If we go by the legislation, the responsibility to determine the employment status of the contractors directly falls in the public sector body’s lap and that they would be the ones to inform the agency about the decision for taxation and NI.

However, this is not the case. Apparently the agency, which invariably is the ‘payee’, becomes the ‘employer’ under the new tax rules – and this has been verbally confirmed by HMRC. The contractor becomes an employee for tax purposes only but receives no other employee benefits like eligibility for a pension.

Since public sector bodies hold little liability and by nature are risk-averse, the situation is rather troublesome. A number of contractors are in the process of leaving the public sector or not renewing their contracts to avoid dealing with the IR35 hassle!

Although the demand for a talented and skilled workforce is on the rise; it won’t be a surprise if the sector is soon deprived of a solid workforce – well to everyone other than the HMRC.

The public sector IR35 guidance is now out

HMRC published a document set on 3 February and it neatly sums up the new rules for PSC contractors, who are strongly advised to read these documents properly in order to operate within the new legislation. But since the much trumpeted test software, the Employment Status Service (ESS) will be launched later this month, contractors should keep in mind these 3 points:

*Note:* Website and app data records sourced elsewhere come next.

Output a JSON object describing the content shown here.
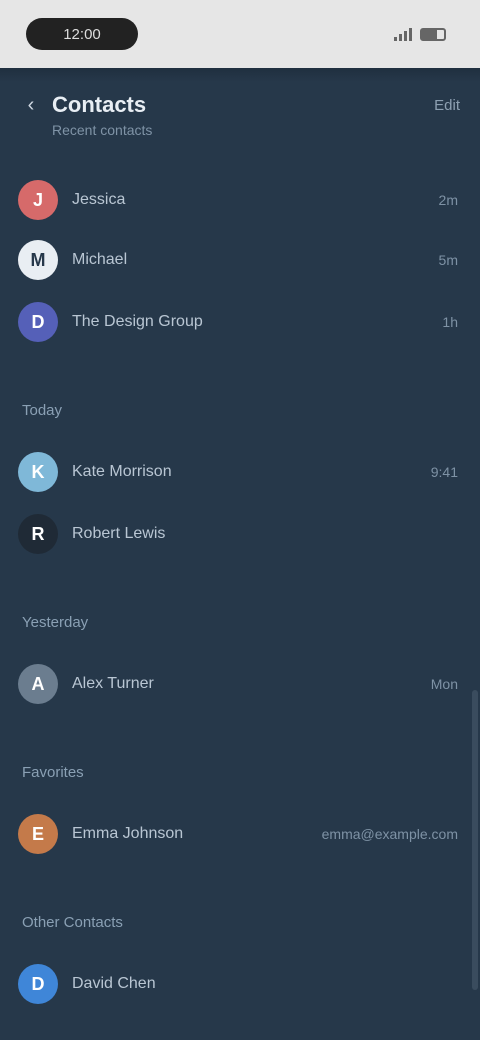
{
  "status_bar": {
    "time": "12:00"
  },
  "header": {
    "title": "Contacts",
    "subtitle": "Recent contacts",
    "action": "Edit"
  },
  "sections": [
    {
      "label": "",
      "items": [
        {
          "name": "Jessica",
          "value": "2m",
          "avatar_color": "#d66a6a",
          "initial": "J"
        },
        {
          "name": "Michael",
          "value": "5m",
          "avatar_color": "#e9eef3",
          "initial": "M"
        },
        {
          "name": "The Design Group",
          "value": "1h",
          "avatar_color": "#5560b8",
          "initial": "D"
        }
      ]
    },
    {
      "label": "Today",
      "items": [
        {
          "name": "Kate Morrison",
          "value": "9:41",
          "avatar_color": "#7fb8d8",
          "initial": "K"
        },
        {
          "name": "Robert Lewis",
          "value": "",
          "avatar_color": "#1f2a36",
          "initial": "R"
        }
      ]
    },
    {
      "label": "Yesterday",
      "items": [
        {
          "name": "Alex Turner",
          "value": "Mon",
          "avatar_color": "#6b7d8f",
          "initial": "A"
        }
      ]
    },
    {
      "label": "Favorites",
      "items": [
        {
          "name": "Emma Johnson",
          "value": "emma@example.com",
          "avatar_color": "#c47a4a",
          "initial": "E"
        }
      ]
    },
    {
      "label": "Other Contacts",
      "items": [
        {
          "name": "David Chen",
          "value": "",
          "avatar_color": "#3f86d8",
          "initial": "D"
        }
      ]
    }
  ]
}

  • First of all, if a PSC contractor believes that (s)he has been wrongly taxed, then a “repayment claim” can be submitted for the same.
  • Secondly, HMRC says that contractors can pay themselves a tax-free dividend up to the total of the net fee received from contracts in the public sector, where Income Tax and NICs have been deducted at source.
  • Thirdly, PSCs have also been given the official position under the IR35 reforms on paying themselves salary; calculating corporation tax and VAT.

PSCs told to submit invoices before 6 March

Public sector contractors with 30 day payment terms, should submit their invoices before 6 March 2017 to ensure their payments are cleared before 5 April, and if they fail to do so then the payments could be subjected to punitive new tax rules. Invoices need to be issued to enable payment to take place by the end of this tax year.

It doesn’t matter when the work was undertaken – if the payment takes place after 5 April and the contractor is deemed to be inside IR35, they will need to pay tax and NI as if they are an employee.  From the beginning of the next tax year, the public sector clients/agencies (the fee payer closest to the contractor) such as the NHS could put the contractors on their payroll and make the payments via the Real Time Information (RTI) system, more normally used for employees.

However, the story doesn’t end here. It is the responsibility of public sector organisations to assess each contractor’s IR35 status. And if evidence is to be believed, the public sector organisations are not willing or possibly not able to make proper IR35 assessments, because of which they will decide they are all inside IR35 and simply force the contractors into the RTI system and effectively onto the payroll – irrespective of what their IR35 status is!

This means that tax and National Insurance Contributions (NIC) will be deducted at source from 6 April, resulting in a significant loss of income for the contractors.

For any assistance regarding IR35 status assessment, tax management or deemed payment calculation, feel free to contact us.